More Notes from Nancy Kiser firstname.lastname@example.org by a post-em 2005-01-17 11:06:58 in her words.......: First, let me say that I think this entire legend is probably a bunch of romantic nonsense. Although there may have been an Indian trader named Hughes who lived on the upper James River in the early 1700s, I doubt very much that his wife was the descendant of the legendary and perhaps mythical Nicketti. Also, although many Indian traders had Indian 'wives' as well as white wives, the unions that they entered into with Indian women were not considered legal marriages back in those days. In fact, interracial marriages were illegal. People were very bigoted back then, much worse than today, if you can believe it."
John Rice Hughes was a Welsh fur trader who built his trading post near the trading road in the valley near Otter Creek. He was the first white man to live in this area and the first to make any real contact with the Monacan people near present day Lynchburg. It is thought he was not harmed by the Indians because of his wife's heritage. In 1742, an army of scouts explored a 45-mile-radius area preceding the development of the Hat Creek Presbyterian Colony (presently, Campbell Co.). They found only one aged white man in the area, maybe Hughes, although he is believed to have died before 1700.
- ---, Amherst County Land Grants.
- Alexander Brown, The Cabells and their kin (1895, 1939).
- N. J. Floyd, Biographical genealogies of the Virginia-Kentucky Floyd families (1912).
- Don Greene, Shawnee Heritage III (2014).
- Peter W. Houck and Mintcy D. Maxham, Indian Island in Amherst County, (Lynchburg, VA: Warwick House Pub., 1993), 31.

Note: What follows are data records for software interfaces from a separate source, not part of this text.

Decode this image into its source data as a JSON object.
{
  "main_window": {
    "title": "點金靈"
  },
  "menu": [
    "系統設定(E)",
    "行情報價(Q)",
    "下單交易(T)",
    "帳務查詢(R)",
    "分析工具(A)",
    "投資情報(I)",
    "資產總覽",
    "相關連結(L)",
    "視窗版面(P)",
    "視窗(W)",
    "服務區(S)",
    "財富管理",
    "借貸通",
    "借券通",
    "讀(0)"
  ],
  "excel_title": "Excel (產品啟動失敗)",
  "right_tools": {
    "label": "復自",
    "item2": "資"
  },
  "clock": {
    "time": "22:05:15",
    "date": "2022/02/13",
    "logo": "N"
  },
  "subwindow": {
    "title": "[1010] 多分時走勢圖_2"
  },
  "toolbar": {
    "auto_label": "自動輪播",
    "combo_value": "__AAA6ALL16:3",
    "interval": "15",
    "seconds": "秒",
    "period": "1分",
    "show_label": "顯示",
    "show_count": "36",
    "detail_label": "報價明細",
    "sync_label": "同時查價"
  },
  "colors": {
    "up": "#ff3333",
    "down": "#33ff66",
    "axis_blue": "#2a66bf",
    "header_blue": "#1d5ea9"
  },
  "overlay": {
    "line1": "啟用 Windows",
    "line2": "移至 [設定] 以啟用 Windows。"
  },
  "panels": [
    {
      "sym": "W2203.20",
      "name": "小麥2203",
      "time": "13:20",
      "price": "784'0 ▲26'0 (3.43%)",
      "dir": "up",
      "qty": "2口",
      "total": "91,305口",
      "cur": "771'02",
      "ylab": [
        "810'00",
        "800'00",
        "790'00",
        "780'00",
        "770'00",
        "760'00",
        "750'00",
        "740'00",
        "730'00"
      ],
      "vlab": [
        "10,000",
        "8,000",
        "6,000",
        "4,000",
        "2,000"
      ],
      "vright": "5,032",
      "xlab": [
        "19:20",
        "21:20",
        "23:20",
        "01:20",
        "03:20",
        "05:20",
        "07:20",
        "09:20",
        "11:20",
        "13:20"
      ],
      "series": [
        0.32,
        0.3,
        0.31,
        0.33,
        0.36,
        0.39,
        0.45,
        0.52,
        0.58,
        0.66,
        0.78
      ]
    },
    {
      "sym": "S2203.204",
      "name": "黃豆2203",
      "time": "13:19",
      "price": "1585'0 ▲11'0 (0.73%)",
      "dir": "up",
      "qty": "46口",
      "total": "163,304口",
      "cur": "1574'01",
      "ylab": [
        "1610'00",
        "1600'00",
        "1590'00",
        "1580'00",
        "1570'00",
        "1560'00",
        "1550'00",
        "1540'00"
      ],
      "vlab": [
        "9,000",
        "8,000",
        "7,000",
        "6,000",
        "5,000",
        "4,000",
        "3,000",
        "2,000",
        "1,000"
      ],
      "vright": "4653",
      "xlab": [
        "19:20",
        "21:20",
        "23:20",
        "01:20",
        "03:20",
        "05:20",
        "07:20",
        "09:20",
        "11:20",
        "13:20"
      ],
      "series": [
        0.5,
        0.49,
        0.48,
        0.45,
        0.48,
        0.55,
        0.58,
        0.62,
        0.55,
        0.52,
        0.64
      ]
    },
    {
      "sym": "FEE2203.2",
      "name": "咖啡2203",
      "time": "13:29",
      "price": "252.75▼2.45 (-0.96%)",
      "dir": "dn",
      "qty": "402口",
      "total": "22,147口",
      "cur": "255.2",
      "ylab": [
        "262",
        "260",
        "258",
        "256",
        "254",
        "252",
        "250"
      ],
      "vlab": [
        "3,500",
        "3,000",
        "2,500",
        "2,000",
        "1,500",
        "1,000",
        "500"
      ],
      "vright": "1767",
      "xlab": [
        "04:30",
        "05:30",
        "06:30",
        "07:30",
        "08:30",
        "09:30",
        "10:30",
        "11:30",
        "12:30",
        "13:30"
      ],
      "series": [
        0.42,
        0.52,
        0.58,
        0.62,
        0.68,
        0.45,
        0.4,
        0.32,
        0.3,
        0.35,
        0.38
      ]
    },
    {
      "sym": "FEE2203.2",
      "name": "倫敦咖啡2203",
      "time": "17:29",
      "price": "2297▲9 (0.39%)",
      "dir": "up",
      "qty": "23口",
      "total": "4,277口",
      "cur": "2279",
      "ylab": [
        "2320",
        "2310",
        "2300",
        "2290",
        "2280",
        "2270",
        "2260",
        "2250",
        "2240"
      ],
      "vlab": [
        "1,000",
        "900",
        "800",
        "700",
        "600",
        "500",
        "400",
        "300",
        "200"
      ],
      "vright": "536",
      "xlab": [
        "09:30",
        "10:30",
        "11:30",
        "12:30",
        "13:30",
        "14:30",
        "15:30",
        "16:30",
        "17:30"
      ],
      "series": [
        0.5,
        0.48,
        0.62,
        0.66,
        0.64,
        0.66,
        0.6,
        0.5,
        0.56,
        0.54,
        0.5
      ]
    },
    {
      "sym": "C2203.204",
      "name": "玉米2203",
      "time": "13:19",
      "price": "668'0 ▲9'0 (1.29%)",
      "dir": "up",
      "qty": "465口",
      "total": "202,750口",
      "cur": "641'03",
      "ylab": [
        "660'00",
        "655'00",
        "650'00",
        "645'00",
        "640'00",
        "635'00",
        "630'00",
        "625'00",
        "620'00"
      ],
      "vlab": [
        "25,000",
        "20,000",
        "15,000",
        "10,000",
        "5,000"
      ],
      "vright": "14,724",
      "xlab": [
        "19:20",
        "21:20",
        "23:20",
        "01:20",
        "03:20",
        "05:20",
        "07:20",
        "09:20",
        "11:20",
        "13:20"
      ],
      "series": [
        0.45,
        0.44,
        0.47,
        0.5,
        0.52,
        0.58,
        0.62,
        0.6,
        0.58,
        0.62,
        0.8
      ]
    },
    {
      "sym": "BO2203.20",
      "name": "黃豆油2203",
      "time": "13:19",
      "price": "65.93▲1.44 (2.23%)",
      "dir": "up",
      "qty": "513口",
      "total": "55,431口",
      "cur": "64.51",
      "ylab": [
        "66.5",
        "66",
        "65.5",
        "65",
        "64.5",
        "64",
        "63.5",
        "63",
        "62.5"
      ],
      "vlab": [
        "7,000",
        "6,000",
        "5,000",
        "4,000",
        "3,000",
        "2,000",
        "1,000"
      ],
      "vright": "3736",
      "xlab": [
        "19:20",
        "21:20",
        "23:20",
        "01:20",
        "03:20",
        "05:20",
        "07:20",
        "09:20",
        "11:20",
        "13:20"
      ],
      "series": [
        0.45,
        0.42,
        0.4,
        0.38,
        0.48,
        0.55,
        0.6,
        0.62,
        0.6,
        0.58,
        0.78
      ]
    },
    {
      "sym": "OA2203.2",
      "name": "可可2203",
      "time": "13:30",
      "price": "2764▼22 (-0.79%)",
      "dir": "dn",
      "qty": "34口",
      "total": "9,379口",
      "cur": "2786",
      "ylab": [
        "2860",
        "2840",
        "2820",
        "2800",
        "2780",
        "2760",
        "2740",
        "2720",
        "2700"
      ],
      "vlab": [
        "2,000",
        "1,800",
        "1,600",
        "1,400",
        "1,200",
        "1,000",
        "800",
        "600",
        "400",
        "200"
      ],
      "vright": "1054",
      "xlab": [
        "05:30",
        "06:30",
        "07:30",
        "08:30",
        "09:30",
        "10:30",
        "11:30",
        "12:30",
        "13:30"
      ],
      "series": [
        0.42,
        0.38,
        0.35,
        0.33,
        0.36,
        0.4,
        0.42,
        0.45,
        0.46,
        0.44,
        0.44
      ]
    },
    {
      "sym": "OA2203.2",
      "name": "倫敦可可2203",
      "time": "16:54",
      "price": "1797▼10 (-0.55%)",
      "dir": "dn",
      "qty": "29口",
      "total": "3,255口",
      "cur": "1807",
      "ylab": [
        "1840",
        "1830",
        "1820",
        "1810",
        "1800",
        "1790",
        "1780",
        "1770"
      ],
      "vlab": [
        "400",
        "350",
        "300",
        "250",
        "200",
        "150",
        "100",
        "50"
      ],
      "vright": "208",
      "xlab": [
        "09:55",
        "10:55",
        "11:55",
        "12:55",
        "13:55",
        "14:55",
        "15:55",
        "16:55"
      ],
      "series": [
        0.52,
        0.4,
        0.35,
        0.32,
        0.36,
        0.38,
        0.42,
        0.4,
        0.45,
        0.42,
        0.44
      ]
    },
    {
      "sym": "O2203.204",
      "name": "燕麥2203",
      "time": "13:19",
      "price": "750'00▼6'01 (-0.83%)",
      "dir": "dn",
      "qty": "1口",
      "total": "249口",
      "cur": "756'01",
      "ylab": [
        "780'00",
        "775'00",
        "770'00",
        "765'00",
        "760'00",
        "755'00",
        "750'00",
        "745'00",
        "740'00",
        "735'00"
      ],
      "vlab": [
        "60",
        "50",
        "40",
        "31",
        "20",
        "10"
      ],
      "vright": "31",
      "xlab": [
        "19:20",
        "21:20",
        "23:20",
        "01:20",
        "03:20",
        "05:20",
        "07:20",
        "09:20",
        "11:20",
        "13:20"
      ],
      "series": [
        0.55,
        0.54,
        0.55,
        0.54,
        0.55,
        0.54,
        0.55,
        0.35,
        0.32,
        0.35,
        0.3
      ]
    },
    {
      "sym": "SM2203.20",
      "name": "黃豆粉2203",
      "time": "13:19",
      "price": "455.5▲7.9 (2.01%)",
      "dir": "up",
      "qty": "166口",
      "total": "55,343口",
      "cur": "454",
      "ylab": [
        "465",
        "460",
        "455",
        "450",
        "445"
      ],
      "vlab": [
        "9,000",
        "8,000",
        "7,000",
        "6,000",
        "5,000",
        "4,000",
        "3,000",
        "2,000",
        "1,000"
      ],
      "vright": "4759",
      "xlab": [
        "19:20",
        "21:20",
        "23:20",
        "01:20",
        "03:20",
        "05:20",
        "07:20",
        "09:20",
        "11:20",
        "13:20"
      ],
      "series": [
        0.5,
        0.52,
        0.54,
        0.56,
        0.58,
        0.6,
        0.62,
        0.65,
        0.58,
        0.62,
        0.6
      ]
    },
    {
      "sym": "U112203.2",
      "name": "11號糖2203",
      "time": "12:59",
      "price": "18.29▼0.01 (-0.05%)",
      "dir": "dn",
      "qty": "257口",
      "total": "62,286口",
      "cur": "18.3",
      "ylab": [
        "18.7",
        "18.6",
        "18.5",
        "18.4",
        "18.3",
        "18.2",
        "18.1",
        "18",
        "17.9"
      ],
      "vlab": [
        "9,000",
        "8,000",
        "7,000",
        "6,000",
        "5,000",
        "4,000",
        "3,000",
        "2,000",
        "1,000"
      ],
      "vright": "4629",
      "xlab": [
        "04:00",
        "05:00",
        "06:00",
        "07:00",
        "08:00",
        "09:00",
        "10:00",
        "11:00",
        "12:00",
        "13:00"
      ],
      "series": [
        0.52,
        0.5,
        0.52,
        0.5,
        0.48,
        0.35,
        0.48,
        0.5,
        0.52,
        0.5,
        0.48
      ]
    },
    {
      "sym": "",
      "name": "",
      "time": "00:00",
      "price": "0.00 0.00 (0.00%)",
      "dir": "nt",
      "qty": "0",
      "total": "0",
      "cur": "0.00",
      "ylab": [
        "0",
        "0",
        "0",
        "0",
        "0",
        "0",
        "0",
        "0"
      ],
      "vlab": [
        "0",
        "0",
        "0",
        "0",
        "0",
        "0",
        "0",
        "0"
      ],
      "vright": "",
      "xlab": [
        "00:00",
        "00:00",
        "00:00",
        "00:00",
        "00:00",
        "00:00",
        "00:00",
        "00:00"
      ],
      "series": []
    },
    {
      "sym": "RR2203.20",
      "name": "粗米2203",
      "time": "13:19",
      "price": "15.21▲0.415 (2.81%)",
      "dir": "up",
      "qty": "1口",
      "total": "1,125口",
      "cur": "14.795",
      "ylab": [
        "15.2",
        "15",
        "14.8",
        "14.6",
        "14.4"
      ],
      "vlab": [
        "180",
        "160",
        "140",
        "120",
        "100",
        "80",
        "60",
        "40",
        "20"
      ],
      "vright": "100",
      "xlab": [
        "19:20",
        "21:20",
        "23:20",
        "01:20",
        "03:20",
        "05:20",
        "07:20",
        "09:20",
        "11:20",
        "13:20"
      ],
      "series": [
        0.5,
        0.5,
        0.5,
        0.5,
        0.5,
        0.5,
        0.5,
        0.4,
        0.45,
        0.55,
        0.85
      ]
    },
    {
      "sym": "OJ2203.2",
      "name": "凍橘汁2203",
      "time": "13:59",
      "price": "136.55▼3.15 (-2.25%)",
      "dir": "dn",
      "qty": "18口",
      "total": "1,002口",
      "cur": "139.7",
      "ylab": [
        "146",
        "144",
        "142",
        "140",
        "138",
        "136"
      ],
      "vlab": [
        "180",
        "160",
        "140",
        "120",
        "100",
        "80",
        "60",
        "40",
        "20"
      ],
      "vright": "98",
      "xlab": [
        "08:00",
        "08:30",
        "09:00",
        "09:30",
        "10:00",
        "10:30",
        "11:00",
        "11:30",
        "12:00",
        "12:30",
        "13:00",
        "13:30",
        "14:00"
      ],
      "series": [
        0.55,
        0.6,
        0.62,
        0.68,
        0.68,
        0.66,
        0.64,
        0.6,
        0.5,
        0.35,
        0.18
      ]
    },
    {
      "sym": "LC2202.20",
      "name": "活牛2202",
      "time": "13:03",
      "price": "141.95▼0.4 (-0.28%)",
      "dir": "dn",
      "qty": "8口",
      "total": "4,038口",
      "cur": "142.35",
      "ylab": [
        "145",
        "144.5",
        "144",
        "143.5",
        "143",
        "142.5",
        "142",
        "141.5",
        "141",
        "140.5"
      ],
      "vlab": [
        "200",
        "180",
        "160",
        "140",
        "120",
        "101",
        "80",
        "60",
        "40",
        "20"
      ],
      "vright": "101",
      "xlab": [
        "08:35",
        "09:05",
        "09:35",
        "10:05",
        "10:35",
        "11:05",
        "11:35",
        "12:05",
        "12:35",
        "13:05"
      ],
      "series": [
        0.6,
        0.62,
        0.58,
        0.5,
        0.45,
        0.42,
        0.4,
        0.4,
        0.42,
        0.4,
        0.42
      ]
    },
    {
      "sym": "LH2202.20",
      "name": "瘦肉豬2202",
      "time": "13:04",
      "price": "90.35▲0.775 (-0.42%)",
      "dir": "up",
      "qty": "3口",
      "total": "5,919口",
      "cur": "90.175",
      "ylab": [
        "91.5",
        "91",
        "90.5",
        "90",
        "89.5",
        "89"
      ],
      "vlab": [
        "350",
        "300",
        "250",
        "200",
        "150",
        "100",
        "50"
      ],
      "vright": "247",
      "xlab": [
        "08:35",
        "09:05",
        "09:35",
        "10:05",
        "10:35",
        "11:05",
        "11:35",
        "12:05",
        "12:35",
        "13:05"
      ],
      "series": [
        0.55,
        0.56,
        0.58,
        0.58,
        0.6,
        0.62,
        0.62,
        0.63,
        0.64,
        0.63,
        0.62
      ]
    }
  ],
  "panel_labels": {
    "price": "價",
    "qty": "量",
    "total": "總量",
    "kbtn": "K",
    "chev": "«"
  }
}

- Catherine H. C. Seaman, Tuckahoes and Cohees: the settlers and cultures of Amherst and Nelson Counties, 1607-1807 (1992).
- Reference: RootsWeb's WorldConnect - SmartCopy: Aug 6 2017, 20:04:17 UTC